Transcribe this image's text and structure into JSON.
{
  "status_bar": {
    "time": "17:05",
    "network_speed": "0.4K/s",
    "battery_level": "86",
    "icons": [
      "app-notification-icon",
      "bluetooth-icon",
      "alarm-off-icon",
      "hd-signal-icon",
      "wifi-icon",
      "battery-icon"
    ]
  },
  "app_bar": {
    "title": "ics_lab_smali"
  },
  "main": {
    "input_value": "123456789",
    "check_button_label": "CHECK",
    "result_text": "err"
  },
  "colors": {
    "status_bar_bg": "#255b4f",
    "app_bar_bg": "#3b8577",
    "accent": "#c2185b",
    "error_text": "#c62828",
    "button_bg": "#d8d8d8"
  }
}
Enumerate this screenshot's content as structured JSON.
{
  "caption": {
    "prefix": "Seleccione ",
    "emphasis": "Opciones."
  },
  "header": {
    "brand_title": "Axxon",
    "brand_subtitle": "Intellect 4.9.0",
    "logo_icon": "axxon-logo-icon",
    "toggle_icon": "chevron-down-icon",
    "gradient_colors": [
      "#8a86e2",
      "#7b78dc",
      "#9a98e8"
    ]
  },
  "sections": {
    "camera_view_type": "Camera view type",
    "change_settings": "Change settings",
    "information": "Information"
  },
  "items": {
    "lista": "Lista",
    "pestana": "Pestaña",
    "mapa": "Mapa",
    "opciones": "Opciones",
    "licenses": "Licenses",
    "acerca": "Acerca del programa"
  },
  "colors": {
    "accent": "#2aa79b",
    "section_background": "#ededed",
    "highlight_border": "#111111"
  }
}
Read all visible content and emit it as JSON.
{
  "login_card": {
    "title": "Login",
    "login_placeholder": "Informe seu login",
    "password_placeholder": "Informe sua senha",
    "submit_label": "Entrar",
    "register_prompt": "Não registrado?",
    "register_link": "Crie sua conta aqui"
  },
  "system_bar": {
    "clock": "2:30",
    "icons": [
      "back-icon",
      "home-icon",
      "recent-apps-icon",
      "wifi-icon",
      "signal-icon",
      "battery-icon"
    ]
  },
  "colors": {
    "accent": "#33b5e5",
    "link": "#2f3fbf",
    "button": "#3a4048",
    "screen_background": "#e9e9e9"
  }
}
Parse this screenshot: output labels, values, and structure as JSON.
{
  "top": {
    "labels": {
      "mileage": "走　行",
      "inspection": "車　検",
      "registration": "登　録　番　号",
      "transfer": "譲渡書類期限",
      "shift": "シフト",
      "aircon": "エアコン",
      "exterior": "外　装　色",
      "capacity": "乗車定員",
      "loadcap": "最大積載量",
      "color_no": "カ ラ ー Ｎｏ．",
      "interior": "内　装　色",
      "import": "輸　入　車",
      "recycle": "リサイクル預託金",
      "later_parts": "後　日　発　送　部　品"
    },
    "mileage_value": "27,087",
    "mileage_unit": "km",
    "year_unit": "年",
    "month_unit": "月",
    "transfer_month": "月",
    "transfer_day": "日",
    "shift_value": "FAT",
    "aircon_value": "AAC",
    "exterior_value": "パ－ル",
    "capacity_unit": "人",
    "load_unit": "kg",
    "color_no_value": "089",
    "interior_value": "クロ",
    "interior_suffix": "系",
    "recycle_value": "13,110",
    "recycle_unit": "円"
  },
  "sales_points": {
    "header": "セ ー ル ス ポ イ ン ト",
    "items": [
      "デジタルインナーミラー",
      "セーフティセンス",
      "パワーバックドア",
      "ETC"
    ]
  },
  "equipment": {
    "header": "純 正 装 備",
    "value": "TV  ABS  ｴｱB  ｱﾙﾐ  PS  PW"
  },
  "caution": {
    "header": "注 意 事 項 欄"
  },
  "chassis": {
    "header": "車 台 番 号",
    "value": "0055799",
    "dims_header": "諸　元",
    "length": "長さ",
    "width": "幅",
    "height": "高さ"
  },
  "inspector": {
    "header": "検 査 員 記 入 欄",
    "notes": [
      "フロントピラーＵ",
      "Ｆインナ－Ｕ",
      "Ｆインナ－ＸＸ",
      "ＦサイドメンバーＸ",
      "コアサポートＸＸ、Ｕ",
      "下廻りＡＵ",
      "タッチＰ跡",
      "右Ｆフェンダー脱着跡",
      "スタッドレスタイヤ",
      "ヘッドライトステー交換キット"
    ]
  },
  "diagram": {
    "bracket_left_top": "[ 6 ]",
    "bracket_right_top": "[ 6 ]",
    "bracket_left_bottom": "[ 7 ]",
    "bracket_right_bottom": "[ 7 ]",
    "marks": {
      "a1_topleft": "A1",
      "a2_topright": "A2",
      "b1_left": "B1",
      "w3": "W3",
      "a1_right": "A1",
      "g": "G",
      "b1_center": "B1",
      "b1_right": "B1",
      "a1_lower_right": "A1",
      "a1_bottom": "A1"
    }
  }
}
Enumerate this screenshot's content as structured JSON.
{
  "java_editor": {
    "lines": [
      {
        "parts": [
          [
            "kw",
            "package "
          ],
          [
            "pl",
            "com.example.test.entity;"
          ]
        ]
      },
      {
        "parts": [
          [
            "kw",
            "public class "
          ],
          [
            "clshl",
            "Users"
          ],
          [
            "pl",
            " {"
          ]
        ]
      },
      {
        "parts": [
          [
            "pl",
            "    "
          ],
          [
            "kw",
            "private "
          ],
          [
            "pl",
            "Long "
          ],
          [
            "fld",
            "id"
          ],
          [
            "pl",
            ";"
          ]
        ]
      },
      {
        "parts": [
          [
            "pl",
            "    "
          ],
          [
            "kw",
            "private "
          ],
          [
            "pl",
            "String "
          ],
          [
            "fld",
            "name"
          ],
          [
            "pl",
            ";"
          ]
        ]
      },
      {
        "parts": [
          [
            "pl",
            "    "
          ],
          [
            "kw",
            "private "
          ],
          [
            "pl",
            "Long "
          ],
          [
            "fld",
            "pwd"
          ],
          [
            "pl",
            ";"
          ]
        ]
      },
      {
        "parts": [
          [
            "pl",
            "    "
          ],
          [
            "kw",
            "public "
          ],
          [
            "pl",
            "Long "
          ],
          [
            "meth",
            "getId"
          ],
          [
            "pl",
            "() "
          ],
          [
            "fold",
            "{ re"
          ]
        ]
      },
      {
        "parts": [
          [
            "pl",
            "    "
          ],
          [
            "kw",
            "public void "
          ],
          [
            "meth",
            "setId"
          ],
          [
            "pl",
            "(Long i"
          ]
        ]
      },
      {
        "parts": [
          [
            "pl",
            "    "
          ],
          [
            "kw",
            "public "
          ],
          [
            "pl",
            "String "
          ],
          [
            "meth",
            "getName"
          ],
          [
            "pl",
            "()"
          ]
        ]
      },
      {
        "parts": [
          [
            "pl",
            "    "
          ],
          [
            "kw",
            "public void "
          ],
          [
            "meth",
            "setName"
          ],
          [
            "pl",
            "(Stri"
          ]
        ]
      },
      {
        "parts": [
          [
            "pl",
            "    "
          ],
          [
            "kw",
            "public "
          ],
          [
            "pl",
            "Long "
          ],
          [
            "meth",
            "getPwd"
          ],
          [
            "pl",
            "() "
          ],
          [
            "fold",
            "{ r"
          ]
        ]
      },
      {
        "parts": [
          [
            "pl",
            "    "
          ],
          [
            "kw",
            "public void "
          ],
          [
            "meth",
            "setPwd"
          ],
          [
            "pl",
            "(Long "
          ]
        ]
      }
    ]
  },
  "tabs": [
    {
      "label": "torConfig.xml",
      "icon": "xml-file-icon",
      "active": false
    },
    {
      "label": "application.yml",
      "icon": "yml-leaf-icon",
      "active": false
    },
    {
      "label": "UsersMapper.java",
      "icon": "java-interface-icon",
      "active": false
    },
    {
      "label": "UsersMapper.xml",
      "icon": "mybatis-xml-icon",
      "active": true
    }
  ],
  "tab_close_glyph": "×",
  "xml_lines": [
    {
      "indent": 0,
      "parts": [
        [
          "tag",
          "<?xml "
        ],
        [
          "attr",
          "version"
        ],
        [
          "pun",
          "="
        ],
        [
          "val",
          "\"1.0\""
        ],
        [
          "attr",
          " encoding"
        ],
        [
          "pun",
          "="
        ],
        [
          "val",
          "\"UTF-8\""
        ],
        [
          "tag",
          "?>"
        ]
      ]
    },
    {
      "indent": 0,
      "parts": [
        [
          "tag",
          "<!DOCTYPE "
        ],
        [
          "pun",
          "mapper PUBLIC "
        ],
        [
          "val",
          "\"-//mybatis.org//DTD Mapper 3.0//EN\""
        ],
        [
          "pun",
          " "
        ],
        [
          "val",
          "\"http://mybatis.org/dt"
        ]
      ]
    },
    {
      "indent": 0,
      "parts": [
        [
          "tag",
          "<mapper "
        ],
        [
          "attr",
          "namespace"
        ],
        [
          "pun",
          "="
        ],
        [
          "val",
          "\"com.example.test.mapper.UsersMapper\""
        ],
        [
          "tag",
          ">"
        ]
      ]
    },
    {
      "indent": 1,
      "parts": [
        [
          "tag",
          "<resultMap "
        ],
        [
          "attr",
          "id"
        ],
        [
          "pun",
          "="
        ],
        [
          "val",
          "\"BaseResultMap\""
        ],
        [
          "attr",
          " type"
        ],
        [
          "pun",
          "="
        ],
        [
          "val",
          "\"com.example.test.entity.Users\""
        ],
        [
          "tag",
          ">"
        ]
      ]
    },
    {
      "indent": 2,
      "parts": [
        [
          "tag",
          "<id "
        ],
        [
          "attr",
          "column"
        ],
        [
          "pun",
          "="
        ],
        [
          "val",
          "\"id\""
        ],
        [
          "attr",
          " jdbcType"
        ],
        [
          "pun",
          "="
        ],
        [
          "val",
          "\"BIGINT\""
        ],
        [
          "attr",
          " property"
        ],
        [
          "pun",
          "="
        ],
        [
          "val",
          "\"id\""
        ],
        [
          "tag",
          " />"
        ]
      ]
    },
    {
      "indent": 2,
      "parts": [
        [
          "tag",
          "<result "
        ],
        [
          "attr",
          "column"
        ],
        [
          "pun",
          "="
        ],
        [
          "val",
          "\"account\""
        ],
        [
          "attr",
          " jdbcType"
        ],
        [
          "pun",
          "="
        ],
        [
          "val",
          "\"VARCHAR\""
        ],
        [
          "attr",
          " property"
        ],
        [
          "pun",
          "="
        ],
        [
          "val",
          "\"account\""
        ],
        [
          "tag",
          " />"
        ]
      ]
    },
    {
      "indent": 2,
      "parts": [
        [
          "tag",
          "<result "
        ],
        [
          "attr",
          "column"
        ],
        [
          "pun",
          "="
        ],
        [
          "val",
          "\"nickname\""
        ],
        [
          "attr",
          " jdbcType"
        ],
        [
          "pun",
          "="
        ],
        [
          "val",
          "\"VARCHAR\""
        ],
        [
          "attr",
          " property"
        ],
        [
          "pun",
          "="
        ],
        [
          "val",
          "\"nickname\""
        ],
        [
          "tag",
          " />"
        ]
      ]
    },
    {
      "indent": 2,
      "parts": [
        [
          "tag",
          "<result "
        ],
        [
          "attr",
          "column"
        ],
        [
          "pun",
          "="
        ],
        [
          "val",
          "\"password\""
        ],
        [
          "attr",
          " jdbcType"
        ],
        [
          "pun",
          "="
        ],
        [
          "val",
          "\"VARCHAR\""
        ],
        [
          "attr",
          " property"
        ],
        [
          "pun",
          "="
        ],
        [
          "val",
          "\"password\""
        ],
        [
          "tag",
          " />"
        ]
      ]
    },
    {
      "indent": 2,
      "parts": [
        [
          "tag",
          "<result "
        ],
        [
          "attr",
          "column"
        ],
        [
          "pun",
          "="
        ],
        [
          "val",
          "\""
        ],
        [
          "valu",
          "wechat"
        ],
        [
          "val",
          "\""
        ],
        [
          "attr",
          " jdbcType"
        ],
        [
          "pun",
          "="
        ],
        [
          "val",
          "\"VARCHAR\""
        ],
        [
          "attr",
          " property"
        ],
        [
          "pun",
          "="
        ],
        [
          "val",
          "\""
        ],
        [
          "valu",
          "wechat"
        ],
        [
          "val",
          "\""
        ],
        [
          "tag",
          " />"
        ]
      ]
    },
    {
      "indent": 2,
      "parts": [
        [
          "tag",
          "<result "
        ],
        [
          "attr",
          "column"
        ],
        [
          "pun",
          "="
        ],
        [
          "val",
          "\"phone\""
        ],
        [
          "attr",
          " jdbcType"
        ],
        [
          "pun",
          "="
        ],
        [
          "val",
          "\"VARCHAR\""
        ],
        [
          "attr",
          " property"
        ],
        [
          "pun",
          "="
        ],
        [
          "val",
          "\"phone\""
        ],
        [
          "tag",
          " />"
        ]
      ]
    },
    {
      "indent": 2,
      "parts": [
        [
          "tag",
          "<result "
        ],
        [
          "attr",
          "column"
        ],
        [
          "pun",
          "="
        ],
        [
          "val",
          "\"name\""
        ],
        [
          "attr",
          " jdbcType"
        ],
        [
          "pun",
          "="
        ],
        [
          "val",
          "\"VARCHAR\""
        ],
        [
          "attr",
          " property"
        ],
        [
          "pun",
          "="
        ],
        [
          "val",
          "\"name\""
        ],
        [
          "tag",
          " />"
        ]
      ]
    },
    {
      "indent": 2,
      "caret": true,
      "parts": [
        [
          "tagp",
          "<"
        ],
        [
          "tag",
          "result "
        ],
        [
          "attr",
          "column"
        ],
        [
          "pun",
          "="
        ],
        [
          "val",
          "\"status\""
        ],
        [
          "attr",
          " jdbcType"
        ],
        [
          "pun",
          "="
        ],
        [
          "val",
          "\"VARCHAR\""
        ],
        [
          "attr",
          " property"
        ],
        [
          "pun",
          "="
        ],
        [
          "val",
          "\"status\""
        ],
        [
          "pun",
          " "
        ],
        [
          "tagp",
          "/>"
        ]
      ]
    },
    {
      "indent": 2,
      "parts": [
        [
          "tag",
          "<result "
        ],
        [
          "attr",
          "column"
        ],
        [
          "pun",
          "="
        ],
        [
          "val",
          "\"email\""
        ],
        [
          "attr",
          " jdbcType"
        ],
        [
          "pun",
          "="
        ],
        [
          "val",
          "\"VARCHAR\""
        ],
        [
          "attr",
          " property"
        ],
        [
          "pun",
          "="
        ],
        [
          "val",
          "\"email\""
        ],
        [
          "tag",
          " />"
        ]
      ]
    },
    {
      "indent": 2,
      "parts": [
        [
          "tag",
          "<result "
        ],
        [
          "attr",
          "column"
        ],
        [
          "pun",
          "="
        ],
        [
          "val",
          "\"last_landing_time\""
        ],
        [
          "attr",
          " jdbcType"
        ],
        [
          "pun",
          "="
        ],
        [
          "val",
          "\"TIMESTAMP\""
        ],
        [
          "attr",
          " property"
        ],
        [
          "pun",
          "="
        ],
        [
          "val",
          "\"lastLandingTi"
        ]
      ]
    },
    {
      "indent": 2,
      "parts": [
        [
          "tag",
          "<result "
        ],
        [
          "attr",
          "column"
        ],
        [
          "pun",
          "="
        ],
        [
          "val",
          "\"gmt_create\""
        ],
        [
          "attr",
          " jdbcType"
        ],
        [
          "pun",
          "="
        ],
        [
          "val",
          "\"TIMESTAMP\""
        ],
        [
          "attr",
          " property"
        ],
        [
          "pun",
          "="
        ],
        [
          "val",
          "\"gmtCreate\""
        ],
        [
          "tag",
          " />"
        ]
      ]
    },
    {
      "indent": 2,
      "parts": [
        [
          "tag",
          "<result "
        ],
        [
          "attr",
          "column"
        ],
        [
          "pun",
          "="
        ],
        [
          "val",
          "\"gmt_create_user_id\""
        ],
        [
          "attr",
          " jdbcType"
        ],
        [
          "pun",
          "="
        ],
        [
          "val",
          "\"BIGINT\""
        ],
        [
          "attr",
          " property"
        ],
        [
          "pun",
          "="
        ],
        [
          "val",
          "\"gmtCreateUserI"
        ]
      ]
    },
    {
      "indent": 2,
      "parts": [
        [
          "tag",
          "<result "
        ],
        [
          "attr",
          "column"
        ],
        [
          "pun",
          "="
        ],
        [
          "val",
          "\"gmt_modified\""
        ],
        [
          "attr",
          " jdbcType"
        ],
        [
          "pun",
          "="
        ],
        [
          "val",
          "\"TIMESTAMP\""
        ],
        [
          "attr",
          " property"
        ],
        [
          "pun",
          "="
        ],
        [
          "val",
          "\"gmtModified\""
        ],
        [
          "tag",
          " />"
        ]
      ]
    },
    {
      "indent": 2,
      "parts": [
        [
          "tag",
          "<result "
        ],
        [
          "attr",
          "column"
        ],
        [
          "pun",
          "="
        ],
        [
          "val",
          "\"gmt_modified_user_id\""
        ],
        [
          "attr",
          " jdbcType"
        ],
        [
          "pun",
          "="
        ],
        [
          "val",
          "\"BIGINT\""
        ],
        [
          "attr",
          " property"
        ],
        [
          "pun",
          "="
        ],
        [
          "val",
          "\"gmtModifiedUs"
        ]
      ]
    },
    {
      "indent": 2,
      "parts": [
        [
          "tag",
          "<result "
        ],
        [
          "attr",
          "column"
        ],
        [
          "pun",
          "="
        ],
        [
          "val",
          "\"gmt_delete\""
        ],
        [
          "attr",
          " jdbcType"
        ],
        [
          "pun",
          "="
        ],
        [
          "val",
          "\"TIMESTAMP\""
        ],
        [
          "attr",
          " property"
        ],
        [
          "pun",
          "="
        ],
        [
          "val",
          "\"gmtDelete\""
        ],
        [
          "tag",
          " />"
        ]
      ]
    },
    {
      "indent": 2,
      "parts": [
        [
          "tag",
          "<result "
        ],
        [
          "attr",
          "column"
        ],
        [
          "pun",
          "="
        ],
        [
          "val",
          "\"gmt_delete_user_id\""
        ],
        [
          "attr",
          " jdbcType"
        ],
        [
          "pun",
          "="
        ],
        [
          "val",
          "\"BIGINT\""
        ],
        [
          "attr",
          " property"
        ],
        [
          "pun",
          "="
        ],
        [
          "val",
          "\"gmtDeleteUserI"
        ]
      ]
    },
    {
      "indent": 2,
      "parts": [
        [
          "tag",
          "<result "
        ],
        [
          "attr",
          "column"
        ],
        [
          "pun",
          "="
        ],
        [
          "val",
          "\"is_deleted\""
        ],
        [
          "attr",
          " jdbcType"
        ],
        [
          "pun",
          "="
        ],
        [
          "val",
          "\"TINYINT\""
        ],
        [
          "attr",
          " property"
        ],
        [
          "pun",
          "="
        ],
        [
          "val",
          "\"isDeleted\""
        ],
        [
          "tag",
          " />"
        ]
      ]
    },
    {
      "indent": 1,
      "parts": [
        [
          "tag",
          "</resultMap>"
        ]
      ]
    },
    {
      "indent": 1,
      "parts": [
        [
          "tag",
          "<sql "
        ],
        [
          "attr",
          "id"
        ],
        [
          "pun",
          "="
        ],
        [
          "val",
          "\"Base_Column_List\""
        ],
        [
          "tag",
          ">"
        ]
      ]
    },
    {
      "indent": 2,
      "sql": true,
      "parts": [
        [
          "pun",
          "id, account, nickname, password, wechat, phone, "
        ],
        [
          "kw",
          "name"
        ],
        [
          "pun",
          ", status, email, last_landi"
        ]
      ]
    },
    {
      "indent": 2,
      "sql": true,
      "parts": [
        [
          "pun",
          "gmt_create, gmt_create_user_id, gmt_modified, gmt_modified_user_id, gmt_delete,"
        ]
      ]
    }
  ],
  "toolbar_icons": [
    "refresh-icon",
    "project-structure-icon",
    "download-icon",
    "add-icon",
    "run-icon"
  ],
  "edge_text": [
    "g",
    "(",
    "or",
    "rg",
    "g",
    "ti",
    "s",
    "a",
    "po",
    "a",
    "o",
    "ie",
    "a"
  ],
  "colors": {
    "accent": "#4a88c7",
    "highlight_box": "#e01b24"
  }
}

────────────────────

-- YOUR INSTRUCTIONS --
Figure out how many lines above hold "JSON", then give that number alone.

-- SOLUTION TO THIS TASK --
5